If not a saucy baby, than…

Before I had one of my own to deal with, I’d never thought much about baby personalities. The idea had always been abstract. Babies were babies, akin to dogs in my mind. I was that person at dinner parties interjecting with stories of how silly, smart, dirty my dog can be. Babies were flat cartoons of themselves doing baby things like pooping and mimicking cuss words at inappropriate times.

Even now, after socializing primarily with an infant for seven months, I’m finding it difficult to grasp the concept of baby personality. There’s a thin line between what I perceive to be a trait and that which I have projected onto her, rendering her a white canvas.
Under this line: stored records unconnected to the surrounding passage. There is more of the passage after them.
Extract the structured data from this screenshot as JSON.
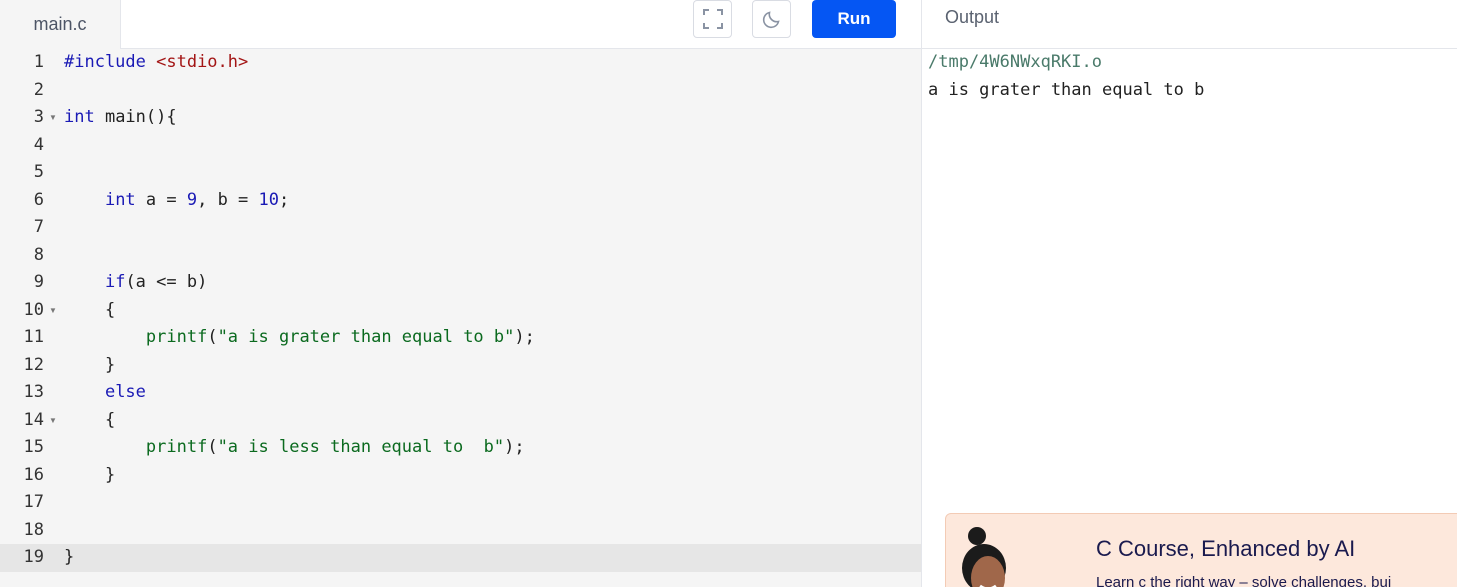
{
  "header": {
    "tab_label": "main.c",
    "fullscreen_icon": "fullscreen-icon",
    "theme_icon": "moon-icon",
    "run_label": "Run",
    "output_label": "Output"
  },
  "editor": {
    "line_numbers": [
      "1",
      "2",
      "3",
      "4",
      "5",
      "6",
      "7",
      "8",
      "9",
      "10",
      "11",
      "12",
      "13",
      "14",
      "15",
      "16",
      "17",
      "18",
      "19"
    ],
    "fold_lines": [
      "3",
      "10",
      "14"
    ],
    "lines": [
      "#include <stdio.h>",
      "",
      "int main(){",
      "",
      "",
      "    int a = 9, b = 10;",
      "",
      "",
      "    if(a <= b)",
      "    {",
      "        printf(\"a is grater than equal to b\");",
      "    }",
      "    else",
      "    {",
      "        printf(\"a is less than equal to  b\");",
      "    }",
      "",
      "",
      "}"
    ],
    "active_line": 19
  },
  "output": {
    "path": "/tmp/4W6NWxqRKI.o",
    "text": "a is grater than equal to b"
  },
  "promo": {
    "title": "C Course, Enhanced by AI",
    "subtitle": "Learn c the right way – solve challenges, bui"
  },
  "colors": {
    "run_button": "#0556f3",
    "keyword": "#1a1ab5",
    "string": "#0b6a1f",
    "include": "#a31515",
    "promo_bg": "#fde8dc"
  }
}
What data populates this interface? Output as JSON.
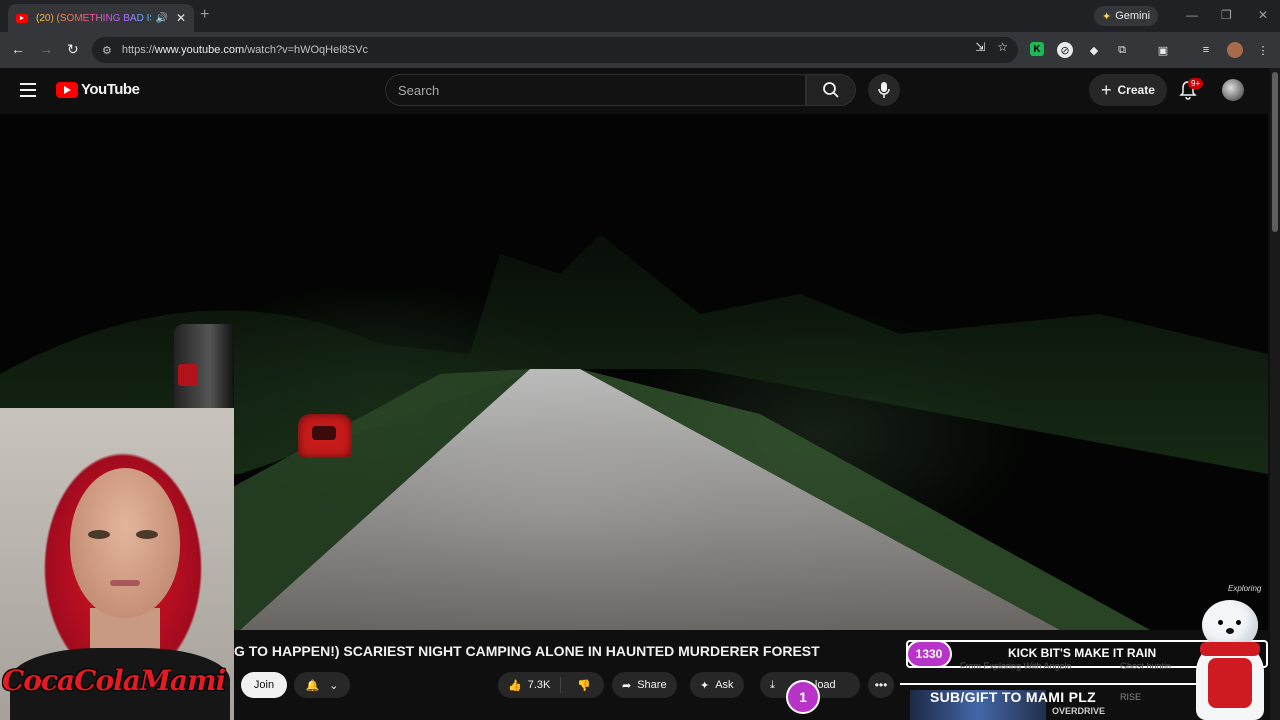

Of course her life has been short and she has little experience to draw upon, but Joanie is definitely not blank. There are specific tendencies she displays that are undeniable, despite my skepticism on the subject.

Joanie is first and foremost a sociable baby. She’s fascinated by faces and comfortable in anyone’s arms. Usually she’s very sweet, except for earlier this week when she grabbed another baby by the cheek and wouldn’t let go. I’m sure she meant it as a gesture of friendship, or at least an exploration into the world of other humans. Her caregiver couldn’t discipline for this act because Joanie did it with her big toothless smile, the very same that has won her the title of Favourite Baby at Daycare. Which leads me to her second trait: Joanie is cheerful, ecstatically so. When the other babies start to cry, following each other’s cue until they reach a crescendo of wails, Joanie remains smiling if not slightly confused. “Why are all you dummies crying,” she seems to say. They, those that wrote the ubiquitous baby manual, say one shouldn’t compare babies, but how else will I know which characteristics are specific to my daughter and which are just general baby qualities.

Joanie’s personality isn’t the only one I’ve noticed. There’s Shane and his excitable hops. There’s Tare, always striking a pose. I like to call her saucy baby. And there’s Siobhan, who screams when the attention is shifted from her, little narcissist that she is. Can a baby be a narcissist? Aren’t all babies narcissists? Is it narcissistic to call a baby a narcissist?

As for being blank, Joanie is anything but. She has her father’s scowl, her mother’s evening grumpiness, and her own urge to stand up and dance. Though I’d like to think I can shape her, and I’m not discrediting the value and efficacy of nurturing, my daughter’s personality will develop on its own. It’s odd, if not unsettling, that I have to remind myself that babies are little humans with agency, rolling, crawling or walking through the experience that will determine who they become.

Joanie is not a dog. I’m not imagining her smile, but I can’t presume to know why it’s there.